* [What to do]:
Restate the records underneath, keeping each one exactly the same.

:: Supplied data

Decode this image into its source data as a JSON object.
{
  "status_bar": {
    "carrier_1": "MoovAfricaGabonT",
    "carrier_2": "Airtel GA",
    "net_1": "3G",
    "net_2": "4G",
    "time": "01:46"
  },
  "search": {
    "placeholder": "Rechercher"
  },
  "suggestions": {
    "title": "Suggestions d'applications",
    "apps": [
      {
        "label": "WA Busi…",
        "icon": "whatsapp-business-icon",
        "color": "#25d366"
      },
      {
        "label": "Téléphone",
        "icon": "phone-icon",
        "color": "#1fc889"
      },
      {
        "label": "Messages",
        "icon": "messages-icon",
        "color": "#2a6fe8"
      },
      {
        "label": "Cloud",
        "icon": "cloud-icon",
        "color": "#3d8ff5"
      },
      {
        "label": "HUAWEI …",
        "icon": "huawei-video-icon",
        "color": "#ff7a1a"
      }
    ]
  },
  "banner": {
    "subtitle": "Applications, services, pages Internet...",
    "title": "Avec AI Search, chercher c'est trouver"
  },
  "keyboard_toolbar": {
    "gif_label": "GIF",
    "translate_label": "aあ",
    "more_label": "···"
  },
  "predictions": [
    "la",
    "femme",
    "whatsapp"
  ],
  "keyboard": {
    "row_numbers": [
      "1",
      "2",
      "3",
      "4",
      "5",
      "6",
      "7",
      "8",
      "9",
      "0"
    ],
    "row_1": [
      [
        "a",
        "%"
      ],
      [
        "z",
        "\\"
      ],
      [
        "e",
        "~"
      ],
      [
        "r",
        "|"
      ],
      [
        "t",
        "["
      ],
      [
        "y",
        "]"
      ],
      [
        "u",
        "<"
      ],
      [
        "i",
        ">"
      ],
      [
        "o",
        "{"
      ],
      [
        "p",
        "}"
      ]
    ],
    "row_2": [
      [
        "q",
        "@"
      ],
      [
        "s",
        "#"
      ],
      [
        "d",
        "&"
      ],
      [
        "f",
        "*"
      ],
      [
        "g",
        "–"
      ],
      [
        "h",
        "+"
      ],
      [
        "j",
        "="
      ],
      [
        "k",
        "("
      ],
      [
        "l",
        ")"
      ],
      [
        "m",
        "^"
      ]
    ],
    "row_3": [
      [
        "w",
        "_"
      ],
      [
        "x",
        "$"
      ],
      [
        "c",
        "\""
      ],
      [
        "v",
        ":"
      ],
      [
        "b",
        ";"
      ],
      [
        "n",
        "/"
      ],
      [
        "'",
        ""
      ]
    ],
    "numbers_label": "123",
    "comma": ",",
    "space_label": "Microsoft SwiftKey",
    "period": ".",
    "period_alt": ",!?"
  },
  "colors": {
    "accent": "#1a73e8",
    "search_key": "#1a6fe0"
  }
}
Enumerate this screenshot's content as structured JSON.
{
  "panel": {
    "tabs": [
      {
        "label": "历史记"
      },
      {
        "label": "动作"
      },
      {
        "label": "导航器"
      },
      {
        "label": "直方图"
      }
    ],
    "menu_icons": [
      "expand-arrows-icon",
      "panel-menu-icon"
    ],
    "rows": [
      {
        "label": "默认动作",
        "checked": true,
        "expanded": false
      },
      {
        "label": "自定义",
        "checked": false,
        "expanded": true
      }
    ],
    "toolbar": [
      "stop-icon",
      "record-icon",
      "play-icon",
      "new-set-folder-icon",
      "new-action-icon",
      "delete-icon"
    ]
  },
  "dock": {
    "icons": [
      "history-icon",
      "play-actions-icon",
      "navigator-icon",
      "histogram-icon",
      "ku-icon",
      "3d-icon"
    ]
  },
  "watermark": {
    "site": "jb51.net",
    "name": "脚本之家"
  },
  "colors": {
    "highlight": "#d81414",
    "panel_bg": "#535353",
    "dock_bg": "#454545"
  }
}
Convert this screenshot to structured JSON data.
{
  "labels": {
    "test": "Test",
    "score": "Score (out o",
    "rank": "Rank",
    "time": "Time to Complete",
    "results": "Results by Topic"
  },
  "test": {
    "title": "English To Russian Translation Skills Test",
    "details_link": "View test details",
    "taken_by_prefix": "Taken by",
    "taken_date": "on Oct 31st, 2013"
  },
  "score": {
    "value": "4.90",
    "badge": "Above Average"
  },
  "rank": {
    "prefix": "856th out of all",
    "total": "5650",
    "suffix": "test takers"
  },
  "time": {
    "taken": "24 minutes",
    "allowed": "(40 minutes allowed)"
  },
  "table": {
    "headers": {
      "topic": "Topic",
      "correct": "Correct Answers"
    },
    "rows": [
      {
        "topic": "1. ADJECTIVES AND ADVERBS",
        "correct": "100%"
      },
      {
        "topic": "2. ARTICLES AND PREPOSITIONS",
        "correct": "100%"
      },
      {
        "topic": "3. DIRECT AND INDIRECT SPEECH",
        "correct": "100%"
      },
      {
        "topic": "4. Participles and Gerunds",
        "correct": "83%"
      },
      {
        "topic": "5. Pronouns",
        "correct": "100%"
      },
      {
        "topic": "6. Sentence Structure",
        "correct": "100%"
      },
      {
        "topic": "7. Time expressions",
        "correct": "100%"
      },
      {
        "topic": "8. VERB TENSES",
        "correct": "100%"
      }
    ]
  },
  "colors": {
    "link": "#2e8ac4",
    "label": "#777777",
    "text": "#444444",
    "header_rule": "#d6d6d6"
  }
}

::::

* [Solution]:
Decode this image into its source data as a JSON object.
{
  "status_bar": {
    "carrier_1": "MoovAfricaGabonT",
    "carrier_2": "Airtel GA",
    "net_1": "3G",
    "net_2": "4G",
    "time": "01:46"
  },
  "search": {
    "placeholder": "Rechercher"
  },
  "suggestions": {
    "title": "Suggestions d'applications",
    "apps": [
      {
        "label": "WA Busi…",
        "icon": "whatsapp-business-icon",
        "color": "#25d366"
      },
      {
        "label": "Téléphone",
        "icon": "phone-icon",
        "color": "#1fc889"
      },
      {
        "label": "Messages",
        "icon": "messages-icon",
        "color": "#2a6fe8"
      },
      {
        "label": "Cloud",
        "icon": "cloud-icon",
        "color": "#3d8ff5"
      },
      {
        "label": "HUAWEI …",
        "icon": "huawei-video-icon",
        "color": "#ff7a1a"
      }
    ]
  },
  "banner": {
    "subtitle": "Applications, services, pages Internet...",
    "title": "Avec AI Search, chercher c'est trouver"
  },
  "keyboard_toolbar": {
    "gif_label": "GIF",
    "translate_label": "aあ",
    "more_label": "···"
  },
  "predictions": [
    "la",
    "femme",
    "whatsapp"
  ],
  "keyboard": {
    "row_numbers": [
      "1",
      "2",
      "3",
      "4",
      "5",
      "6",
      "7",
      "8",
      "9",
      "0"
    ],
    "row_1": [
      [
        "a",
        "%"
      ],
      [
        "z",
        "\\"
      ],
      [
        "e",
        "~"
      ],
      [
        "r",
        "|"
      ],
      [
        "t",
        "["
      ],
      [
        "y",
        "]"
      ],
      [
        "u",
        "<"
      ],
      [
        "i",
        ">"
      ],
      [
        "o",
        "{"
      ],
      [
        "p",
        "}"
      ]
    ],
    "row_2": [
      [
        "q",
        "@"
      ],
      [
        "s",
        "#"
      ],
      [
        "d",
        "&"
      ],
      [
        "f",
        "*"
      ],
      [
        "g",
        "–"
      ],
      [
        "h",
        "+"
      ],
      [
        "j",
        "="
      ],
      [
        "k",
        "("
      ],
      [
        "l",
        ")"
      ],
      [
        "m",
        "^"
      ]
    ],
    "row_3": [
      [
        "w",
        "_"
      ],
      [
        "x",
        "$"
      ],
      [
        "c",
        "\""
      ],
      [
        "v",
        ":"
      ],
      [
        "b",
        ";"
      ],
      [
        "n",
        "/"
      ],
      [
        "'",
        ""
      ]
    ],
    "numbers_label": "123",
    "comma": ",",
    "space_label": "Microsoft SwiftKey",
    "period": ".",
    "period_alt": ",!?"
  },
  "colors": {
    "accent": "#1a73e8",
    "search_key": "#1a6fe0"
  }
}
Enumerate this screenshot's content as structured JSON.
{
  "panel": {
    "tabs": [
      {
        "label": "历史记"
      },
      {
        "label": "动作"
      },
      {
        "label": "导航器"
      },
      {
        "label": "直方图"
      }
    ],
    "menu_icons": [
      "expand-arrows-icon",
      "panel-menu-icon"
    ],
    "rows": [
      {
        "label": "默认动作",
        "checked": true,
        "expanded": false
      },
      {
        "label": "自定义",
        "checked": false,
        "expanded": true
      }
    ],
    "toolbar": [
      "stop-icon",
      "record-icon",
      "play-icon",
      "new-set-folder-icon",
      "new-action-icon",
      "delete-icon"
    ]
  },
  "dock": {
    "icons": [
      "history-icon",
      "play-actions-icon",
      "navigator-icon",
      "histogram-icon",
      "ku-icon",
      "3d-icon"
    ]
  },
  "watermark": {
    "site": "jb51.net",
    "name": "脚本之家"
  },
  "colors": {
    "highlight": "#d81414",
    "panel_bg": "#535353",
    "dock_bg": "#454545"
  }
}
Convert this screenshot to structured JSON data.
{
  "labels": {
    "test": "Test",
    "score": "Score (out o",
    "rank": "Rank",
    "time": "Time to Complete",
    "results": "Results by Topic"
  },
  "test": {
    "title": "English To Russian Translation Skills Test",
    "details_link": "View test details",
    "taken_by_prefix": "Taken by",
    "taken_date": "on Oct 31st, 2013"
  },
  "score": {
    "value": "4.90",
    "badge": "Above Average"
  },
  "rank": {
    "prefix": "856th out of all",
    "total": "5650",
    "suffix": "test takers"
  },
  "time": {
    "taken": "24 minutes",
    "allowed": "(40 minutes allowed)"
  },
  "table": {
    "headers": {
      "topic": "Topic",
      "correct": "Correct Answers"
    },
    "rows": [
      {
        "topic": "1. ADJECTIVES AND ADVERBS",
        "correct": "100%"
      },
      {
        "topic": "2. ARTICLES AND PREPOSITIONS",
        "correct": "100%"
      },
      {
        "topic": "3. DIRECT AND INDIRECT SPEECH",
        "correct": "100%"
      },
      {
        "topic": "4. Participles and Gerunds",
        "correct": "83%"
      },
      {
        "topic": "5. Pronouns",
        "correct": "100%"
      },
      {
        "topic": "6. Sentence Structure",
        "correct": "100%"
      },
      {
        "topic": "7. Time expressions",
        "correct": "100%"
      },
      {
        "topic": "8. VERB TENSES",
        "correct": "100%"
      }
    ]
  },
  "colors": {
    "link": "#2e8ac4",
    "label": "#777777",
    "text": "#444444",
    "header_rule": "#d6d6d6"
  }
}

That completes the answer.